Snap by Belinda Bauer (Black Swan, £8.99)
This thriller, in which a mother goes missing and children must fend for themselves, serves up everything you could ask for in a crime novel. And Bauer writes with such panache you’ll want to savour the sentences, yet race through to the final twists.
Bluebird, Bluebird by Attica Locke (Serpent’s Tail, £7.99)
Locke is at her tautest best in this hard-hitting thriller set in the American South and described by the Financial Times as 'thoughtful, piercing storytelling with the power to transport.'
New fiction from literary stars
The Only Story by Julian Barnes (Jonathan Cape, £16.99)
Julian Barnes, at his crisp and understated best, looks at the lifelong impact of first love and its unforeseen consequences.
Florida by Lauren Groff (William Heinemann, £14.99)
Motherhood is at the centre of this selection of short stories, which sizzle in the Florida sun. But it’s about so much more than that—frustration, disillusionment, resourcefulness. It’s a restless read—one that will swallow you up like the sinkholes Floridians are so afraid of.
Kudos by Rachel Cusk (Faber & Faber, £16.99)

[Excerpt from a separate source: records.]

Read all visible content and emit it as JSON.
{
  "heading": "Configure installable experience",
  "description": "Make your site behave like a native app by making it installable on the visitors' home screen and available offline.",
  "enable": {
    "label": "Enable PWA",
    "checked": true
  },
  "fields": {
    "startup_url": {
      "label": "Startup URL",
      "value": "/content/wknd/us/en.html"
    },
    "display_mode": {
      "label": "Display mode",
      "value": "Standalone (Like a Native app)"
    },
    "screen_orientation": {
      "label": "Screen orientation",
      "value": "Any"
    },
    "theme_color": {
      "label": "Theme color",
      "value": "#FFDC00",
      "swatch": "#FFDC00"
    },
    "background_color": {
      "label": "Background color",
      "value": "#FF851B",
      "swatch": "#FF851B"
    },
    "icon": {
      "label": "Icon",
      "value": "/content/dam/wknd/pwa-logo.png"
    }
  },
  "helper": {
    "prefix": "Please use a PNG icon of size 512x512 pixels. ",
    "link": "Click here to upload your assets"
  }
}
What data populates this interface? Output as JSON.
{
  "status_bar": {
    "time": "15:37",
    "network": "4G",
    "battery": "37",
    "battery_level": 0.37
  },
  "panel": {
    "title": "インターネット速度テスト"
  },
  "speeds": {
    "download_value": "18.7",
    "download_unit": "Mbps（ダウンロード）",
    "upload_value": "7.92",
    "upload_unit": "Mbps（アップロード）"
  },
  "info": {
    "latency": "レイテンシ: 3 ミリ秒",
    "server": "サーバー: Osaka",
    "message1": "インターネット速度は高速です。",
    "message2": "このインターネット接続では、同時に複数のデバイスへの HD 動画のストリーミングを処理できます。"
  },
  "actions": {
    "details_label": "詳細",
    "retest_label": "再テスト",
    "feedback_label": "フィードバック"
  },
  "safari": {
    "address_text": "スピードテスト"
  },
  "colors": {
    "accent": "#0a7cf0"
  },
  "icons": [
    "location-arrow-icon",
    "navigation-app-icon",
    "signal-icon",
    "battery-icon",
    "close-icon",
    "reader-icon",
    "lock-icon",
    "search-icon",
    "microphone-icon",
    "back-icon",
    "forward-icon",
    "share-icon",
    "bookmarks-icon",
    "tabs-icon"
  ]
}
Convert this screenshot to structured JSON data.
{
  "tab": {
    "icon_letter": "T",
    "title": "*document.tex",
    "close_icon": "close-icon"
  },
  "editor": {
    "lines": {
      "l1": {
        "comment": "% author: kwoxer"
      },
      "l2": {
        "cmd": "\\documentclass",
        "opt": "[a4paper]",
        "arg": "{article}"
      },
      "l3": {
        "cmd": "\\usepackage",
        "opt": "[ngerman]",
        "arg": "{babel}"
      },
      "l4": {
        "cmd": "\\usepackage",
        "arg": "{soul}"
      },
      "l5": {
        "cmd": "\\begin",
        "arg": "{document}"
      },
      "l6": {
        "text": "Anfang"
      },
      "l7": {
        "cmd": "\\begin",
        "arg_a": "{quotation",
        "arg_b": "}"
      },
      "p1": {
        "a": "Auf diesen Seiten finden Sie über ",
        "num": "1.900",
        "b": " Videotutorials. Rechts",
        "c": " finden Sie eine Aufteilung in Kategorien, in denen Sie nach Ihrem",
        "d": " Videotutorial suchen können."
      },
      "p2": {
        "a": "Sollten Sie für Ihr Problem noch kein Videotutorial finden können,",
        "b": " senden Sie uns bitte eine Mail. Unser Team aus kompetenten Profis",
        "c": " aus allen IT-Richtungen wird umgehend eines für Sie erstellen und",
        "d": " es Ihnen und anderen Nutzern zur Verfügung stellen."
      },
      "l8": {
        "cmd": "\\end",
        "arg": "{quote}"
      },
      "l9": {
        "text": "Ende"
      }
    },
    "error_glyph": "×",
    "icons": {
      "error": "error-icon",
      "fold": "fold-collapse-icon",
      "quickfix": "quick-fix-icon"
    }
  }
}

The final part of Cusk's transcendent trilogy was received with delight by literary folk. The story focuses on a woman who visits a changing, fracturing Europe. It's a story that sings to our current political climate.